Hiatt E.E.,University of Wisconsin - Oshkosh |
Kyser K.,Queen's University |
Dalrymple R.W.,Queen's University |
Pettman C.,Uravan Minerals Inc.
Precambrian Research | Year: 2011
The Paleoproterozoic (Statherian) Thelon Formation consists of unmetamorphosed sandstone and conglomerate that was deposited in the Thelon Basin, a continental basin in northern Canada. This study presents the first detailed sedimentological and sequence stratigraphic analysis of the expansive and under-studied western Thelon Basin, and its relation to uranium mineralizing processes in the vicinity of the Boomerang Lake unconformity-related U prospect. Four lithofacies comprise the Thelon Formation in the western Thelon Basin, consisting of breccia, conglomerate, sandstone, and minor mudstone. These are grouped into four facies associations that represent deposition in alluvial fans and braided fluvial streams. Three stratigraphic sequences were identified based on the recognition of widespread surfaces that mark significant periods of subaerial exposure or changes in depositional environment.
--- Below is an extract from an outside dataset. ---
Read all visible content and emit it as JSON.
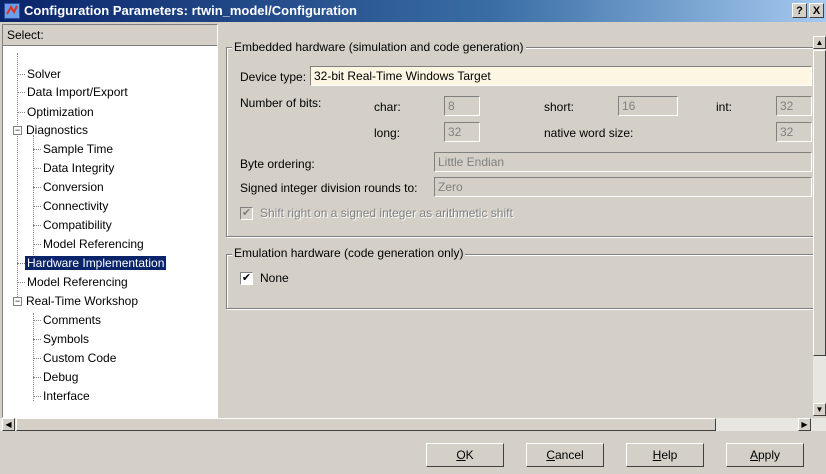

These unconformity-bounded sequences are composite in nature and can be subdivided into six high-frequency sequences (HFS). Low-accommodation and high-accommodation systems tracts are delineated, instead of the traditional systems tracts that are linked to changes in relative sea level, as no marine deposits are recognized in the Thelon Formation. Two significant strataform paleohydrogeological units were distinguished in the Thelon Formation, based on the relative timing of key diagenetic events such as compaction, grain dissolution, and cementation. Diagenetic aquicludes became isolated from basinal fluid flow due to stylolite-catalyzed early diagenetic quartz cementation, and occlusion of secondary intergranular macroporosity by kaolinite and muscovite, and minor dickite during later peak diagenesis. Diagenetic aquifers conducted U-bearing basinal fluids throughout diagenesis and are marked by an abundance of peak diagenetic dickite. Sequence stratigraphic correlation indicates that diagenetic aquicludes, which were not effective at conducting U-bearing basinal fluids, overlie the unconformity at the Boomerang Lake prospect and extend along the entire strike length of a related exploration trend. In contrast, thick diagenetic aquifers lie approximately 10. km to the north of the Boomerang Lake prospect along a different exploration trend. The western and eastern portions of the Thelon Basin experienced depositional environments and diagenetic conditions distinct from one another, suggesting that they were separate sub-basins. The western Thelon Basin contains fewer of the well-cemented facies that compartmentalized basinal fluid flow than the eastern Thelon Basin, and contains a kaolin-dominated diagenetic mineral assemblage rather than a muscovite-dominated assemblage that is common in the eastern Thelon Basin. In these regards, the western Thelon Basin evolved more similarly to the eastern portion of the Athabasca Basin, where thick, regional, kaolin-rich diagenetic aquifers were fluid conduits for the movement of the U-rich fluids that formed high-grade unconformity-related U deposits. © 2011 Elsevier B.V.